Data provided =
★ ★ ★ ★

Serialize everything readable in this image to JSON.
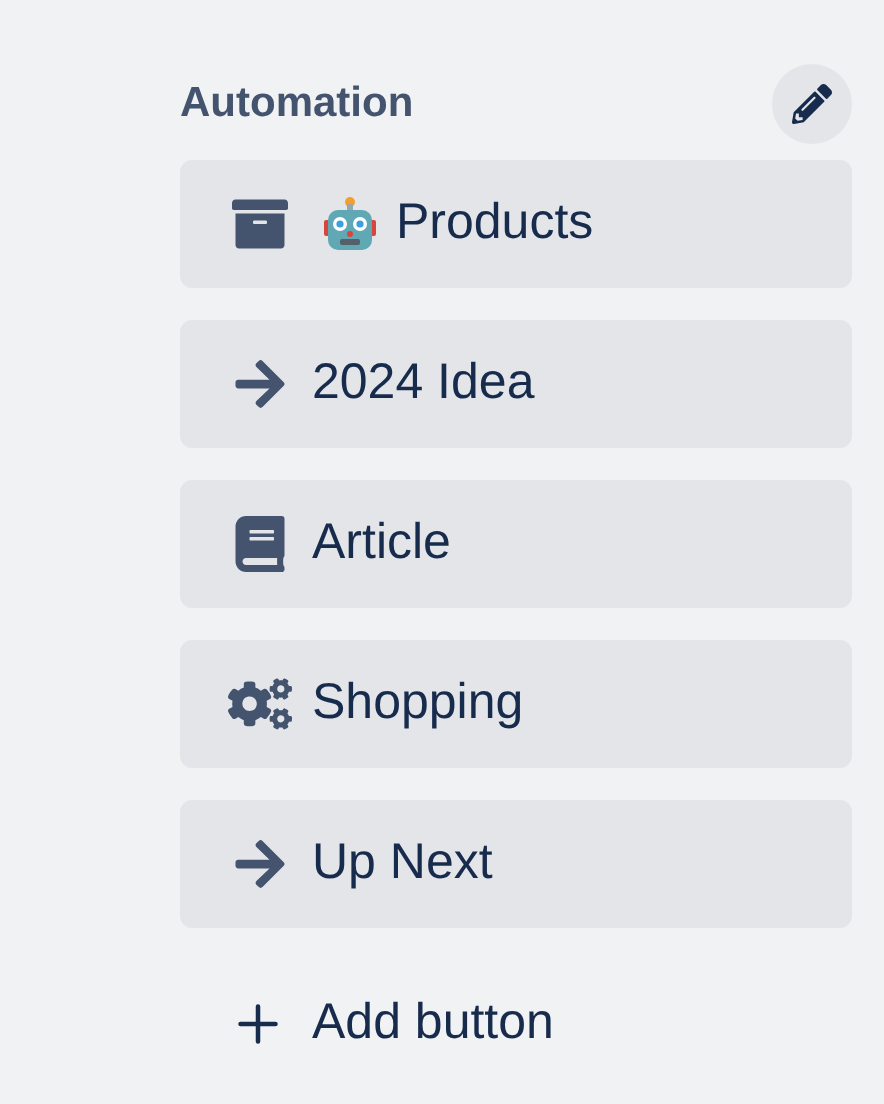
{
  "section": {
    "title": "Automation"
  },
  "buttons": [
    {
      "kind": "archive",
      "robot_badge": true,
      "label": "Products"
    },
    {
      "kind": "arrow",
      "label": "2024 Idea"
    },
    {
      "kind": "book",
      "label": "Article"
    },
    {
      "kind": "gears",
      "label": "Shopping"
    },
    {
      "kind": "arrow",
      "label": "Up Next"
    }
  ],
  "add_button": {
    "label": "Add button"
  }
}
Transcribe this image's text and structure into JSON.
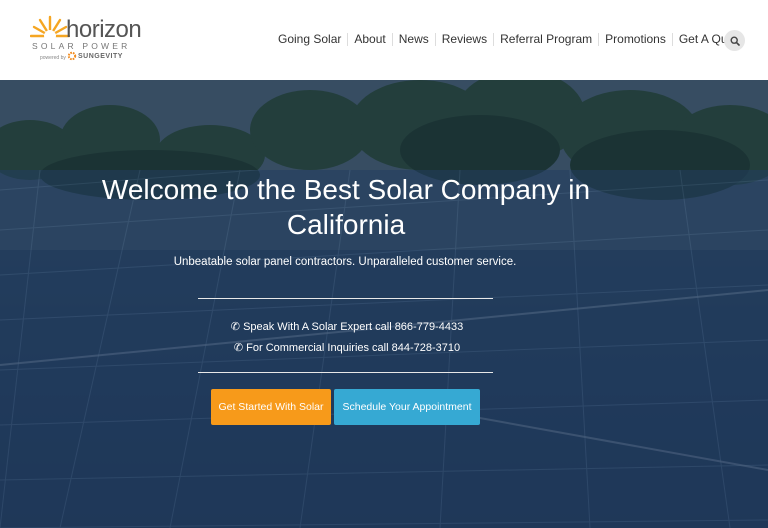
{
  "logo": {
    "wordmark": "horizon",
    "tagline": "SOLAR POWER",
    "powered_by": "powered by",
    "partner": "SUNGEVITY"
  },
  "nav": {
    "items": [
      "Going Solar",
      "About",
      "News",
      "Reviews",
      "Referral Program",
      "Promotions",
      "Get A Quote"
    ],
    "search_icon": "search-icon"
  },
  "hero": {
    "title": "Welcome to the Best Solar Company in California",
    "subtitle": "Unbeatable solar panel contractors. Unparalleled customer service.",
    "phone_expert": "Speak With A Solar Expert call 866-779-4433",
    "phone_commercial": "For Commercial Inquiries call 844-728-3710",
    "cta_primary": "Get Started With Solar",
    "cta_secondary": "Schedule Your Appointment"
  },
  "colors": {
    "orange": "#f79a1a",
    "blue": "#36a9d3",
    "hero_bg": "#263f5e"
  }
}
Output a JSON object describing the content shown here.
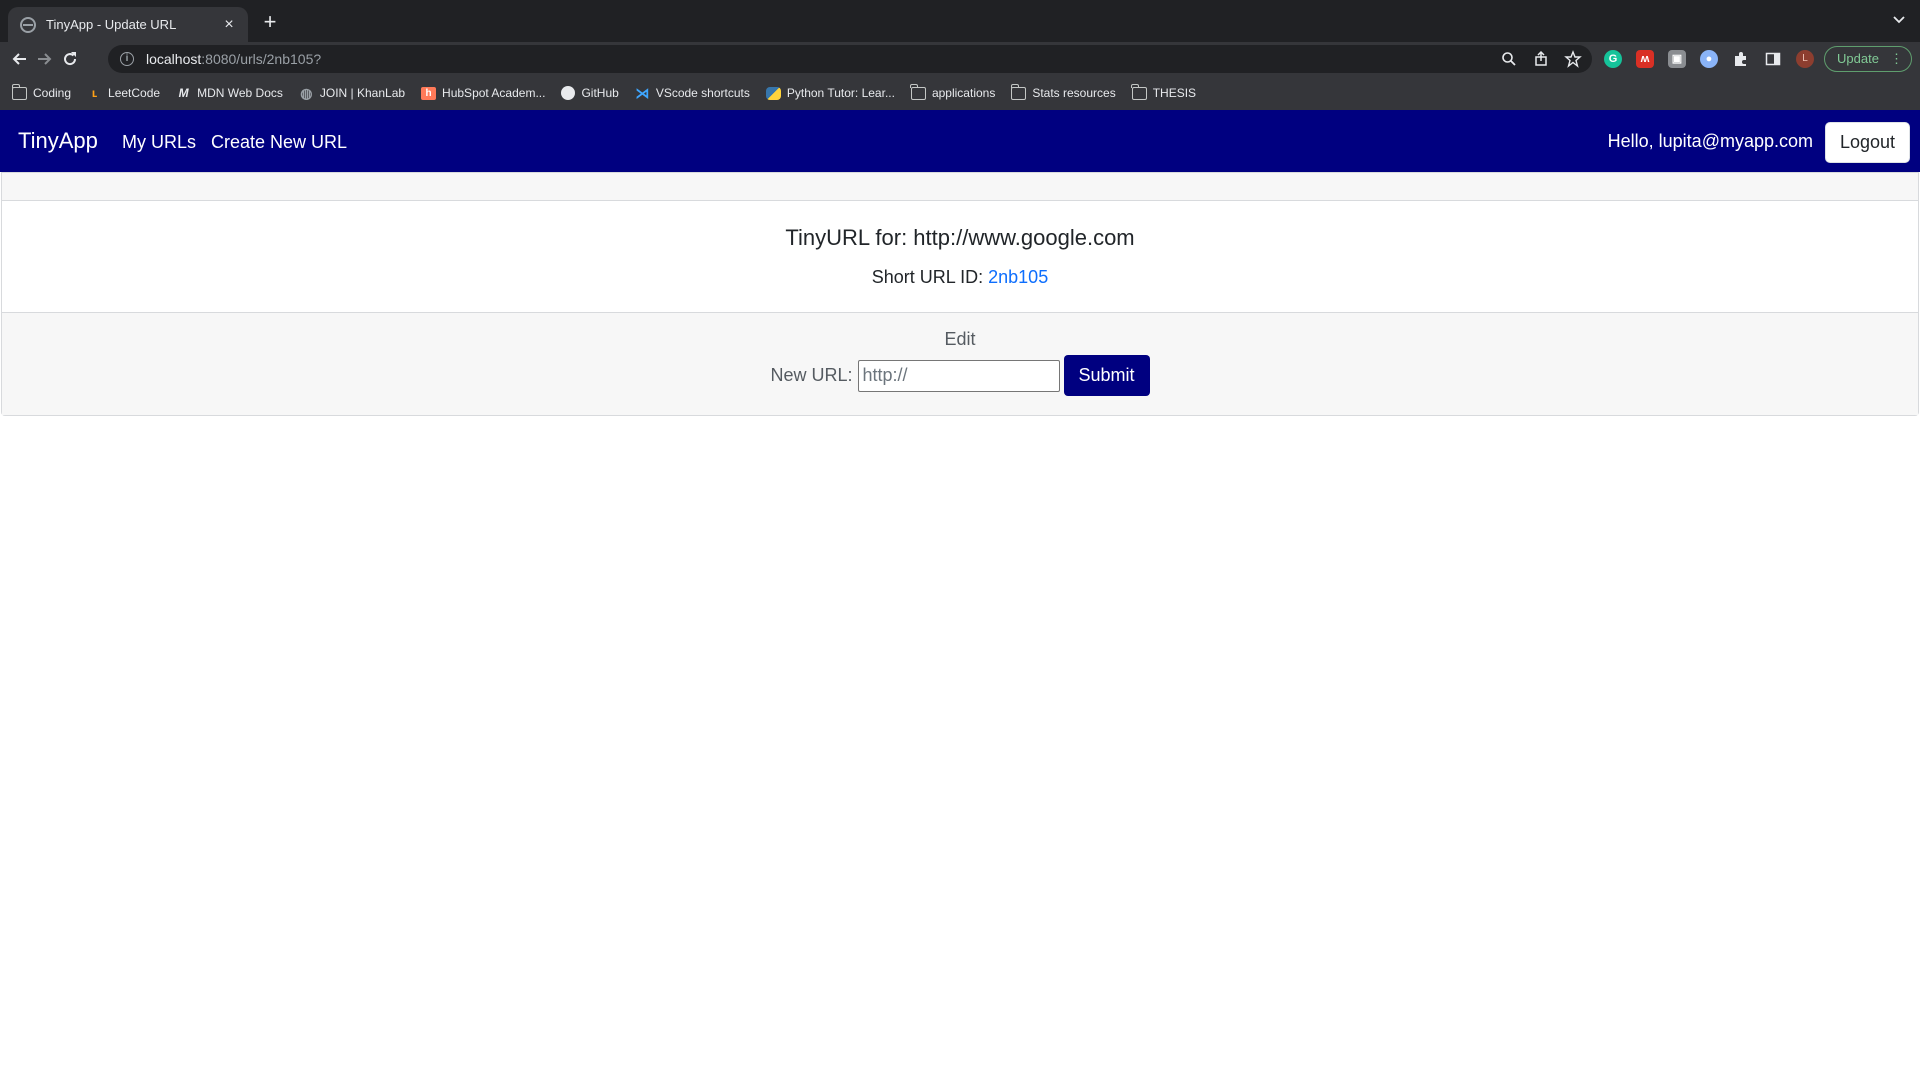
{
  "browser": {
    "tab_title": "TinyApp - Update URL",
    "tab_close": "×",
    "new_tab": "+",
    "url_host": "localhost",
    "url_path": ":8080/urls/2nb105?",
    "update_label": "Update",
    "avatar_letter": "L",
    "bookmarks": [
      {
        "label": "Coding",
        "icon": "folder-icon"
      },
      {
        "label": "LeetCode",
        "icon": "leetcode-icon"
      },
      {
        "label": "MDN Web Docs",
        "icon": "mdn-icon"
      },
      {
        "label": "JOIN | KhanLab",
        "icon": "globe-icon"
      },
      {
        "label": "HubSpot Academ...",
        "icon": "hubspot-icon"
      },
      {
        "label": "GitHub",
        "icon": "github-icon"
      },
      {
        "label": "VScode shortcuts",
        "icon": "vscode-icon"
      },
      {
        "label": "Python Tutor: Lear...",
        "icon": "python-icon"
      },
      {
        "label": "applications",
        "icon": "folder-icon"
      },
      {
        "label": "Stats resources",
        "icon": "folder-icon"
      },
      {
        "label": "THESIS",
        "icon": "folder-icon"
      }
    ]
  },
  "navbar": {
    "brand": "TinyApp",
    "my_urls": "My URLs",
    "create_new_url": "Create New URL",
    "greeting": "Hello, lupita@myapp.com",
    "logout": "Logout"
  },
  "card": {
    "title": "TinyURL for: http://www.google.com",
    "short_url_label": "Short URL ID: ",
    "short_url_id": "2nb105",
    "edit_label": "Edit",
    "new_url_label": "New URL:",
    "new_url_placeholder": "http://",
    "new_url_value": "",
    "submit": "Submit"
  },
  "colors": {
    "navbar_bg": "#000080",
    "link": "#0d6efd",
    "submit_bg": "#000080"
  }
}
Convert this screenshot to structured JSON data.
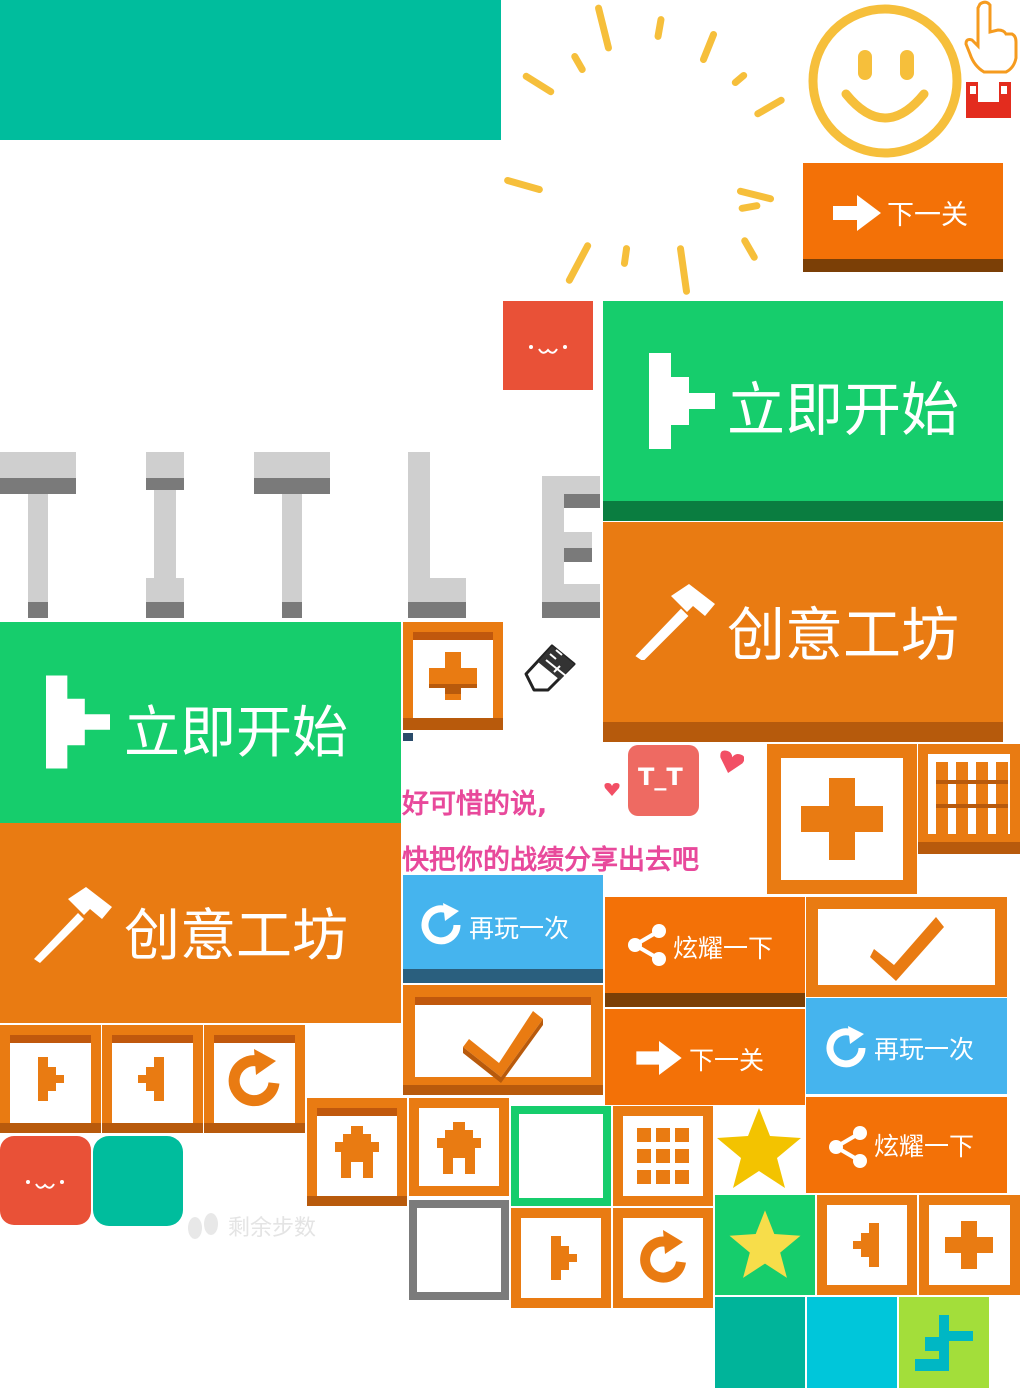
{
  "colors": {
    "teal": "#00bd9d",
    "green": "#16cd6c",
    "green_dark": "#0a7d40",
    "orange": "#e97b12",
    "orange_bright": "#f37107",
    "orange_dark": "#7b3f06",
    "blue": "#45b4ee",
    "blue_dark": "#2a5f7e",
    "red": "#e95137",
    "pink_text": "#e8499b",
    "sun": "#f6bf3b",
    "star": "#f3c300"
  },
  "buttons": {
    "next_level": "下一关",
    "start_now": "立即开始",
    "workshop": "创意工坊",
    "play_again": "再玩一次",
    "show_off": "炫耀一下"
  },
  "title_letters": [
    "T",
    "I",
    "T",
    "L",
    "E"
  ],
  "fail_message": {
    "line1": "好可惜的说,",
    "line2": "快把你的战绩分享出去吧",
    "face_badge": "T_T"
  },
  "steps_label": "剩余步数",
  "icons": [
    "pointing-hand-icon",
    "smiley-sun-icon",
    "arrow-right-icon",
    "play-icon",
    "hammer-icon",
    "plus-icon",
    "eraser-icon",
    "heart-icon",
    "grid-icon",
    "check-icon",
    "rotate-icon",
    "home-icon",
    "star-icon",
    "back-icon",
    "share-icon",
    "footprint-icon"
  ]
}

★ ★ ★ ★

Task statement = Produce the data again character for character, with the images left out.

Result =
Serialize everything readable in this image to JSON.
{
  "section": {
    "title": "Automation"
  },
  "buttons": [
    {
      "kind": "archive",
      "robot_badge": true,
      "label": "Products"
    },
    {
      "kind": "arrow",
      "label": "2024 Idea"
    },
    {
      "kind": "book",
      "label": "Article"
    },
    {
      "kind": "gears",
      "label": "Shopping"
    },
    {
      "kind": "arrow",
      "label": "Up Next"
    }
  ],
  "add_button": {
    "label": "Add button"
  }
}
Transcribe this image's text and structure into JSON.
{
  "logo": {
    "wordmark": "horizon",
    "tagline": "SOLAR POWER",
    "powered_by": "powered by",
    "partner": "SUNGEVITY"
  },
  "nav": {
    "items": [
      "Going Solar",
      "About",
      "News",
      "Reviews",
      "Referral Program",
      "Promotions",
      "Get A Quote"
    ],
    "search_icon": "search-icon"
  },
  "hero": {
    "title": "Welcome to the Best Solar Company in California",
    "subtitle": "Unbeatable solar panel contractors. Unparalleled customer service.",
    "phone_expert": "Speak With A Solar Expert call 866-779-4433",
    "phone_commercial": "For Commercial Inquiries call 844-728-3710",
    "cta_primary": "Get Started With Solar",
    "cta_secondary": "Schedule Your Appointment"
  },
  "colors": {
    "orange": "#f79a1a",
    "blue": "#36a9d3",
    "hero_bg": "#263f5e"
  }
}
Output a JSON object describing the content shown here.
{
  "browser": {
    "tab_title": "TinyApp - Update URL",
    "tab_close": "×",
    "new_tab": "+",
    "url_host": "localhost",
    "url_path": ":8080/urls/2nb105?",
    "update_label": "Update",
    "avatar_letter": "L",
    "bookmarks": [
      {
        "label": "Coding",
        "icon": "folder-icon"
      },
      {
        "label": "LeetCode",
        "icon": "leetcode-icon"
      },
      {
        "label": "MDN Web Docs",
        "icon": "mdn-icon"
      },
      {
        "label": "JOIN | KhanLab",
        "icon": "globe-icon"
      },
      {
        "label": "HubSpot Academ...",
        "icon": "hubspot-icon"
      },
      {
        "label": "GitHub",
        "icon": "github-icon"
      },
      {
        "label": "VScode shortcuts",
        "icon": "vscode-icon"
      },
      {
        "label": "Python Tutor: Lear...",
        "icon": "python-icon"
      },
      {
        "label": "applications",
        "icon": "folder-icon"
      },
      {
        "label": "Stats resources",
        "icon": "folder-icon"
      },
      {
        "label": "THESIS",
        "icon": "folder-icon"
      }
    ]
  },
  "navbar": {
    "brand": "TinyApp",
    "my_urls": "My URLs",
    "create_new_url": "Create New URL",
    "greeting": "Hello, lupita@myapp.com",
    "logout": "Logout"
  },
  "card": {
    "title": "TinyURL for: http://www.google.com",
    "short_url_label": "Short URL ID: ",
    "short_url_id": "2nb105",
    "edit_label": "Edit",
    "new_url_label": "New URL:",
    "new_url_placeholder": "http://",
    "new_url_value": "",
    "submit": "Submit"
  },
  "colors": {
    "navbar_bg": "#000080",
    "link": "#0d6efd",
    "submit_bg": "#000080"
  }
}
Convert this screenshot to structured JSON data.
{
  "colors": {
    "teal": "#00bd9d",
    "green": "#16cd6c",
    "green_dark": "#0a7d40",
    "orange": "#e97b12",
    "orange_bright": "#f37107",
    "orange_dark": "#7b3f06",
    "blue": "#45b4ee",
    "blue_dark": "#2a5f7e",
    "red": "#e95137",
    "pink_text": "#e8499b",
    "sun": "#f6bf3b",
    "star": "#f3c300"
  },
  "buttons": {
    "next_level": "下一关",
    "start_now": "立即开始",
    "workshop": "创意工坊",
    "play_again": "再玩一次",
    "show_off": "炫耀一下"
  },
  "title_letters": [
    "T",
    "I",
    "T",
    "L",
    "E"
  ],
  "fail_message": {
    "line1": "好可惜的说,",
    "line2": "快把你的战绩分享出去吧",
    "face_badge": "T_T"
  },
  "steps_label": "剩余步数",
  "icons": [
    "pointing-hand-icon",
    "smiley-sun-icon",
    "arrow-right-icon",
    "play-icon",
    "hammer-icon",
    "plus-icon",
    "eraser-icon",
    "heart-icon",
    "grid-icon",
    "check-icon",
    "rotate-icon",
    "home-icon",
    "star-icon",
    "back-icon",
    "share-icon",
    "footprint-icon"
  ]
}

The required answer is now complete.